Patrice Lumumba is probably one of Africa's most famous historical figures.
He was a popular Congolese nationalist and the first elected prime minister of DRC after independence from Belgium in June 1960. However, military strife and secessionist movements disrupted his rule, and, as a result, his stint as prime minister lasted only three months.
On 14 September 1960, the military, led by Mobutu Sese Seko, toppled his government. He was placed under house arrest in Kinshasa but he managed to slip out of the capital. However, he was captured as he tried to make his way to his stronghold of Kisangani - where his supporters were making plans for him to form an alternative government.
On 17 January 1961, at the age of 35, he was executed by a firing squad.
Forty-one years later, in 2002, the Belgian government apologized to the Congo people for the role it played in the overthrow, capture, and execution of Patrice Lumumba; and it said that it took moral responsibility for the events that led to his tragic end.
Lumumba rose to prominence, first as a trade unionist and, later, as the founder and leader of Mouvement National Congolais (MNC), a political party that had widespread support throughout DRC. He was an outspoken critic of colonialism and among the vocal voices that had, from the early 1950s, demanded the independence of DRC.
He spoke boldly and eloquently against the injustices and humiliation that Congolese people had endured under Belgian rule, the wanton exploitation of Congolese resources by the West, and the condescending attitude of colonial administrators towards black people. This rhetoric made him famous across DRC, but the colonial administrators viewed it as anti-Belgian, and they detested him because of it.

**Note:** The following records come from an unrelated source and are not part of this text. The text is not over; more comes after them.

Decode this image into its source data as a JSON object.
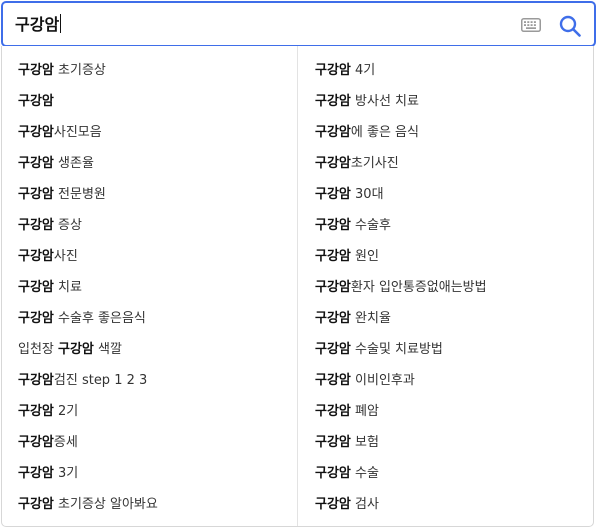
{
  "search": {
    "query": "구강암"
  },
  "icons": {
    "keyboard": "keyboard-icon",
    "search": "search-icon"
  },
  "colors": {
    "accent": "#3f6ee9",
    "icon_gray": "#9a9a9a"
  },
  "suggestions": {
    "left": [
      {
        "pre": "",
        "bold": "구강암",
        "post": " 초기증상"
      },
      {
        "pre": "",
        "bold": "구강암",
        "post": ""
      },
      {
        "pre": "",
        "bold": "구강암",
        "post": "사진모음"
      },
      {
        "pre": "",
        "bold": "구강암",
        "post": " 생존율"
      },
      {
        "pre": "",
        "bold": "구강암",
        "post": " 전문병원"
      },
      {
        "pre": "",
        "bold": "구강암",
        "post": " 증상"
      },
      {
        "pre": "",
        "bold": "구강암",
        "post": "사진"
      },
      {
        "pre": "",
        "bold": "구강암",
        "post": " 치료"
      },
      {
        "pre": "",
        "bold": "구강암",
        "post": " 수술후 좋은음식"
      },
      {
        "pre": "입천장 ",
        "bold": "구강암",
        "post": " 색깔"
      },
      {
        "pre": "",
        "bold": "구강암",
        "post": "검진 step 1 2 3"
      },
      {
        "pre": "",
        "bold": "구강암",
        "post": " 2기"
      },
      {
        "pre": "",
        "bold": "구강암",
        "post": "증세"
      },
      {
        "pre": "",
        "bold": "구강암",
        "post": " 3기"
      },
      {
        "pre": "",
        "bold": "구강암",
        "post": " 초기증상 알아봐요"
      }
    ],
    "right": [
      {
        "pre": "",
        "bold": "구강암",
        "post": " 4기"
      },
      {
        "pre": "",
        "bold": "구강암",
        "post": " 방사선 치료"
      },
      {
        "pre": "",
        "bold": "구강암",
        "post": "에 좋은 음식"
      },
      {
        "pre": "",
        "bold": "구강암",
        "post": "초기사진"
      },
      {
        "pre": "",
        "bold": "구강암",
        "post": " 30대"
      },
      {
        "pre": "",
        "bold": "구강암",
        "post": " 수술후"
      },
      {
        "pre": "",
        "bold": "구강암",
        "post": " 원인"
      },
      {
        "pre": "",
        "bold": "구강암",
        "post": "환자 입안통증없애는방법"
      },
      {
        "pre": "",
        "bold": "구강암",
        "post": " 완치율"
      },
      {
        "pre": "",
        "bold": "구강암",
        "post": " 수술및 치료방법"
      },
      {
        "pre": "",
        "bold": "구강암",
        "post": " 이비인후과"
      },
      {
        "pre": "",
        "bold": "구강암",
        "post": " 폐암"
      },
      {
        "pre": "",
        "bold": "구강암",
        "post": " 보험"
      },
      {
        "pre": "",
        "bold": "구강암",
        "post": " 수술"
      },
      {
        "pre": "",
        "bold": "구강암",
        "post": " 검사"
      }
    ]
  }
}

In October 1958, he founded the MNC, which soon became the only party in DRC that had nationwide appeal. The other parties were either regional or tribal. While they advocated for a federal system of Government, MNC and Patrice Lumumba pushed for a united Congo; and the Belgians didn't like it.
Belgium's colonial rule had thrived on a divide-and-rule policy that encouraged Congo's tribes to dislike one another. They knew that a united Congo would weaken their hold on Congo's resources. Therefore, they promoted a "My Tribe-First and Congo-Second" attitude that made Congo's blacks suspicious of one another. The Belgians wanted this ethnic rivalry to continue after independence.

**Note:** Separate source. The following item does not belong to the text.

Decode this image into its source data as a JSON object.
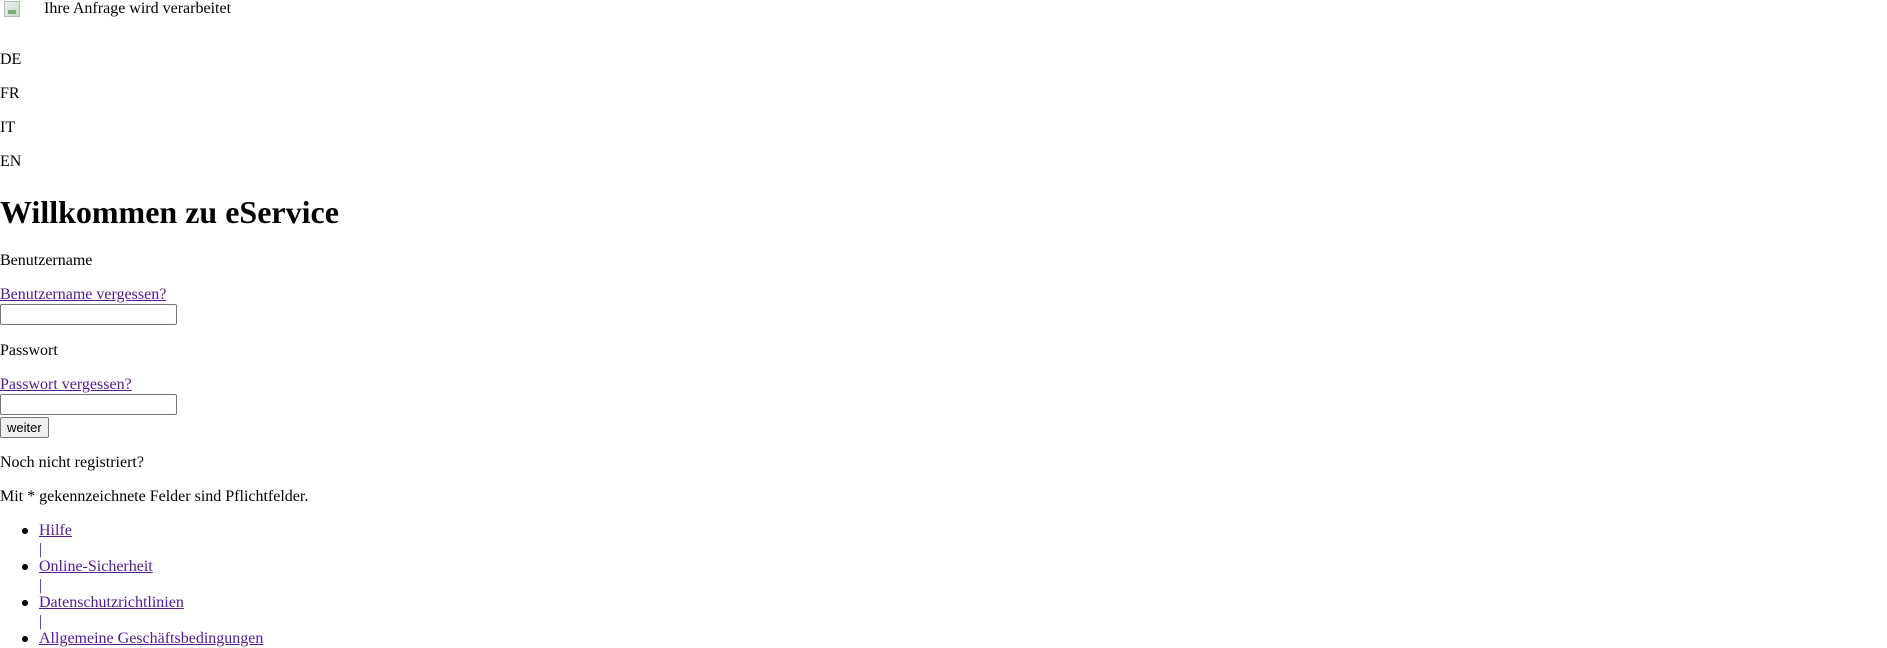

In December 1958, Lumumba addressed the All-African Peoples' Conference in Accra, Ghana, and those present, including Kwame Nkrumah, were impressed by his knowledge, eloquence, and charisma. Still, the Belgians did not like his newly-acquired Pan-Africanist stature, and they started planning to neutralize him.
In October 1959, the colonial government arrested him for inciting an anti-colonial riot in Kisangani and sentenced him to six years in prison. Shortly after, Belgium announced it would grant DRC independence in June 1960; and that the process would begin with local elections in December 1959.

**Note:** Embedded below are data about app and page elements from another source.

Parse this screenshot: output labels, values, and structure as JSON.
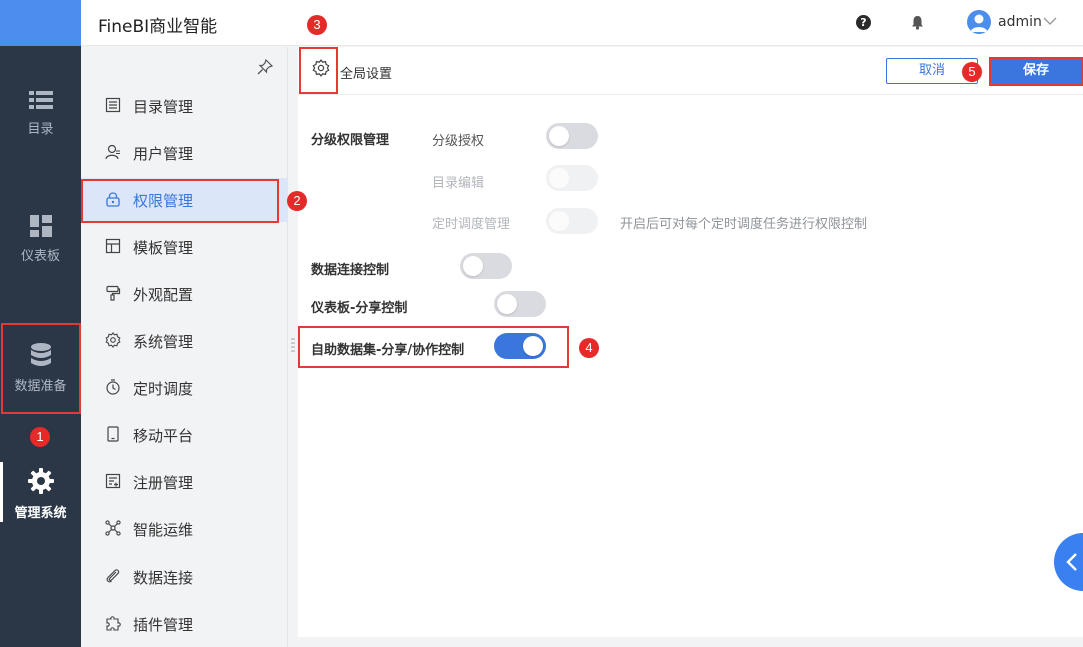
{
  "app": {
    "title": "FineBI商业智能"
  },
  "user": {
    "name": "admin"
  },
  "rail": {
    "items": [
      {
        "label": "目录",
        "icon": "list-icon"
      },
      {
        "label": "仪表板",
        "icon": "dashboard-icon"
      },
      {
        "label": "数据准备",
        "icon": "database-icon"
      },
      {
        "label": "管理系统",
        "icon": "gear-icon"
      }
    ]
  },
  "subnav": {
    "items": [
      {
        "label": "目录管理",
        "icon": "catalog-icon"
      },
      {
        "label": "用户管理",
        "icon": "user-icon"
      },
      {
        "label": "权限管理",
        "icon": "lock-icon"
      },
      {
        "label": "模板管理",
        "icon": "template-icon"
      },
      {
        "label": "外观配置",
        "icon": "brush-icon"
      },
      {
        "label": "系统管理",
        "icon": "settings-icon"
      },
      {
        "label": "定时调度",
        "icon": "timer-icon"
      },
      {
        "label": "移动平台",
        "icon": "mobile-icon"
      },
      {
        "label": "注册管理",
        "icon": "register-icon"
      },
      {
        "label": "智能运维",
        "icon": "network-icon"
      },
      {
        "label": "数据连接",
        "icon": "paperclip-icon"
      },
      {
        "label": "插件管理",
        "icon": "puzzle-icon"
      }
    ]
  },
  "toolbar": {
    "global_settings": "全局设置",
    "cancel": "取消",
    "save": "保存"
  },
  "settings": {
    "group_label": "分级权限管理",
    "graded_auth": "分级授权",
    "catalog_edit": "目录编辑",
    "schedule_manage": "定时调度管理",
    "schedule_hint": "开启后可对每个定时调度任务进行权限控制",
    "data_conn": "数据连接控制",
    "dashboard_share": "仪表板-分享控制",
    "self_dataset": "自助数据集-分享/协作控制"
  },
  "annotations": [
    "1",
    "2",
    "3",
    "4",
    "5"
  ],
  "colors": {
    "accent": "#3a76dd",
    "rail_bg": "#2b3647",
    "annotation": "#e53935"
  }
}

Belgium's plan was, firstly, to grant DRC independence while Lumumba was in still prison (so that he would play no role in post-colonial DRC), and Secondly, to use the elections to install pro-Belgian puppets in post-colonial government. However, despite Lumumba's imprisonment, MNC went ahead and secured a landslide victory in the polls.
In January 1960, Belgium convened a conference in Brussels to discuss the roadmap to independence. On the first day of the meeting, the delegates refused to participate unless Lumumba was part of the process. Two days later, Lumumba was freed from prison and flown to Brussels to join the other representatives.
The conference agreed that parliamentary elections would be in May 1960, and it set the date of independence as 30 June 1960. MNC emerged victorious in the parliamentary elections. The Belgians reluctantly allowed Lumumba to form the government, which he did on 23 May 1960 - with him as Prime Minister and Joseph Kasavubu as president.